The roster of the Marvel Cinematic Universe’s characters continues to grow. Marvel Studios’ latest original series Hawkeye is bridging the gap between the Disney+ original shows and the films and introducing new heroes like the Young Avenger Kate Bishop (Hailee Stanfield), Fra Free’s Kazi, and Maya Lopez (Alaqua Cox).
Cassius Life spoke with directing duo Bert and Bertie, who made their MCU debut with Hawkeye’s brilliant third episode. During our Zoom conversation, we asked them about being tasked with introducing Alaqua Cox’s Echo, who will also have her very own Disney+ series. We also touched on the epic car chase scene and the director’s clever use of sound mixing in the episode.
Step into the interview below.
Cassius Life: Episode three, in our opinion, it’s easily one of the best episodes so far in this series because it brilliantly establishes who Echo is and highlights Maya’s touching and tragic origin story. Can you talk about being tasked with bringing this character into the MCU?
Bert and Bertie: Being tasked with it was such a great privilege actually because we knew very little about Maya Lopez’s character going into the show and then finding out more and more about her just was like, oh my gosh, the layers of this human being and her hero status, not only Maya Lopez, but also Alaqua Cox who plays Maya Lopez. They’re kind of mirrored as like real-life superheroes, a non-hearing character from the Native American culture, and an amputee. All of these things Alaqua and Maya Lopez use as their superpowers. So that was wonderful to establish and be part of.
Being tasked with it was such a great privilege actually because we knew very little about Maya Lopez’s character going into the show and then finding out more and more about her just was like, oh my gosh, the layers of this human being and her hero status, not only Maya Lopez, but also Alaqua Cox who plays Maya Lopez.
And also, Marvel allows you to tell emotional stories. And I think that’s what deepens their characters and makes them so beloved. So for us to have the time to spend with Maya in that way, we like telling authentic stories, and it makes her a dynamic and complex villain if you want to call it that. But we’re never purely good or purely evil, and Maya is definitely about that.
CL: True. Now we have to talk about that fantastic car chase scene.
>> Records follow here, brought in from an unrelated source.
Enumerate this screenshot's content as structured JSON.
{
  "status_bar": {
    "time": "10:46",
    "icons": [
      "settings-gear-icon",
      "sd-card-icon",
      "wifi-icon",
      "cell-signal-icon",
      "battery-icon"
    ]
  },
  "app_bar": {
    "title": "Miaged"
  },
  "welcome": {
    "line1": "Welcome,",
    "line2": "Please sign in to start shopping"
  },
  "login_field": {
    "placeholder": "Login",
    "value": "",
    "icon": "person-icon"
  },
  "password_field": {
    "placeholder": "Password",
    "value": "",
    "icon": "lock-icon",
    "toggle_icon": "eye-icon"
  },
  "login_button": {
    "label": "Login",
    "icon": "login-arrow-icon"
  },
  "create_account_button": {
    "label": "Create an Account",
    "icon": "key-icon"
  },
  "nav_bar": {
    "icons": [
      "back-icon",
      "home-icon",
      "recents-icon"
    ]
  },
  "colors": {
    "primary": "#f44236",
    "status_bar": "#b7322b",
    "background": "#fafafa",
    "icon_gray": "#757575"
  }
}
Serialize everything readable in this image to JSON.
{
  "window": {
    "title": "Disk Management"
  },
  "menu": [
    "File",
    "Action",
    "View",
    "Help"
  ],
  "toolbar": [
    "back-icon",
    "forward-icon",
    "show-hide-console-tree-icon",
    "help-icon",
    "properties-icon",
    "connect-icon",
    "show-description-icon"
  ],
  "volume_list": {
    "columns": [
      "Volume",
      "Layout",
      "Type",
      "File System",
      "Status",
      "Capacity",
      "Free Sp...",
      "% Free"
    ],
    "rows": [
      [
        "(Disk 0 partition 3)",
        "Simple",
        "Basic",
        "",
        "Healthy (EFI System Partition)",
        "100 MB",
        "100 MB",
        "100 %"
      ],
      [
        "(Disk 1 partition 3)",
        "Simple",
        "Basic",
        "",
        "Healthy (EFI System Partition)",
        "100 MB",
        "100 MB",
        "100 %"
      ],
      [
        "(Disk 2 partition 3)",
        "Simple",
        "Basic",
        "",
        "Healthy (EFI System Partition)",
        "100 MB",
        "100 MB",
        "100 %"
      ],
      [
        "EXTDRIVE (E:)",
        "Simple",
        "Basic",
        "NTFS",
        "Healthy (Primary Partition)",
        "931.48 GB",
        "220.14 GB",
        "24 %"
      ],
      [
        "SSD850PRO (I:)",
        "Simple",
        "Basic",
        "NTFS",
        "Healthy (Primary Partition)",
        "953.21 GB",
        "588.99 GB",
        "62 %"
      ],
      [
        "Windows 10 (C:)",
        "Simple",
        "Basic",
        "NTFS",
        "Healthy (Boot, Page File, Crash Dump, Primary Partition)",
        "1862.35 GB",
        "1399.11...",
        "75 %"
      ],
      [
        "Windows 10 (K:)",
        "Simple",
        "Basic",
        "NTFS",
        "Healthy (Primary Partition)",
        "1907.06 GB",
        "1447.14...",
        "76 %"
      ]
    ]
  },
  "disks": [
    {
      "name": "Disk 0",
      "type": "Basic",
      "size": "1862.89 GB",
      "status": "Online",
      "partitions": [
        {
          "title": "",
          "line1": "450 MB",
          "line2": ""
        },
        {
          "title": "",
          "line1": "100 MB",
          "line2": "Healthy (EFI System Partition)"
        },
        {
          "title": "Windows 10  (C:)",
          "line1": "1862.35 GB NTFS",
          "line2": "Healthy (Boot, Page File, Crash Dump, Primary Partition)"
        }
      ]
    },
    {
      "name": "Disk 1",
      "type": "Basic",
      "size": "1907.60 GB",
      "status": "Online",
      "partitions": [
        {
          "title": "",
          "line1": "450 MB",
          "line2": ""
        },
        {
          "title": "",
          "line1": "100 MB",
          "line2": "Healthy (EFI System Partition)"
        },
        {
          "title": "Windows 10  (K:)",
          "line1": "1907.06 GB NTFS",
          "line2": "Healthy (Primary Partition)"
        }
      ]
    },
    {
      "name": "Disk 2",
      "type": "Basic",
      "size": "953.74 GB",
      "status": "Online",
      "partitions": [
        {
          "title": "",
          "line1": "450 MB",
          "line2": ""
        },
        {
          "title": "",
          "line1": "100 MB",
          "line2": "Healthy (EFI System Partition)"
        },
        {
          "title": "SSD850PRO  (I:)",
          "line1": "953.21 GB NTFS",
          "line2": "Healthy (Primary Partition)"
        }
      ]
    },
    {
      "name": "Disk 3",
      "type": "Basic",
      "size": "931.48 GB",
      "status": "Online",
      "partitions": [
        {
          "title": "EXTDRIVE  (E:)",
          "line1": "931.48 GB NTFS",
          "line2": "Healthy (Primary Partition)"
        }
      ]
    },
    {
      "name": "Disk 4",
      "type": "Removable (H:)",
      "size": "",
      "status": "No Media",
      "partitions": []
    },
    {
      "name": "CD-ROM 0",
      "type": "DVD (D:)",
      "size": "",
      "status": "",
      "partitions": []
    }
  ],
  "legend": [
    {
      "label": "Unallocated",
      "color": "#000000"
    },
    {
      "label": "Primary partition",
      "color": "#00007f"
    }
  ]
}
Can you break down recreating that scene from Matt Fraction, David Aja, Hawkeye series?
BB: So, it’s months-long of what we did to break that down. We are meticulous planners. We wanted to keep the camera in with Clint and Kate for as long as possible as they’re leaving that parking lot. And just what happens if we stay with them. And we experience that in this 360 revolving camera, which meant that we had to choreograph every piece of action to a perfect time and every piece of dialogue that we come back to and they were able to, as actors just stay in it, and then not until Kate gets out of the window, do we go out the window and that transitions us into this new phase of the car chase.
CL: It was amazing. Finally, another thing we have to ask you about is the brilliant use of sound mixing in this third episode and how you could have viewers experience the challenges of being deaf and experiencing Clint’s hard of hearing. Why is it so crucial that viewers experience that?
BB: For Clint’s story, it kind of really makes you realize that, and in episode two, they really set it up well, that the years of being a hero, which he’s in denial about or not comfortable with, has taken its toll. And you can imagine if it’s done that to his hearing, what else has it done to his body? And we see the effects of a fight playing out on his body, her body, but it makes him more human. So it was very important for us to put the audience in his story in that way, making that phone call with his son more emotional.
And then obviously with Maya, it’s incredibly important because how is she seeing the world and how does she experience the world? And if it can take us out of our lives, our daily lives for that moment, the next time we meet someone who’s either hard of hearing or non-hearing, maybe we’re a bit more compassionate to them to understand what they’re going through. So we wanted to show that because it also ultimately feeds into what her superpower is, which is being observant and seeing the world around her in a way that we never will. So all of these things build into her incredibly complex dynamic character of Maya.
Bert & Bertie also directed episode four and this week’s penultimate episode leading up to next week’s finale.
Photos: Disney / Marvel Studios / Getty Images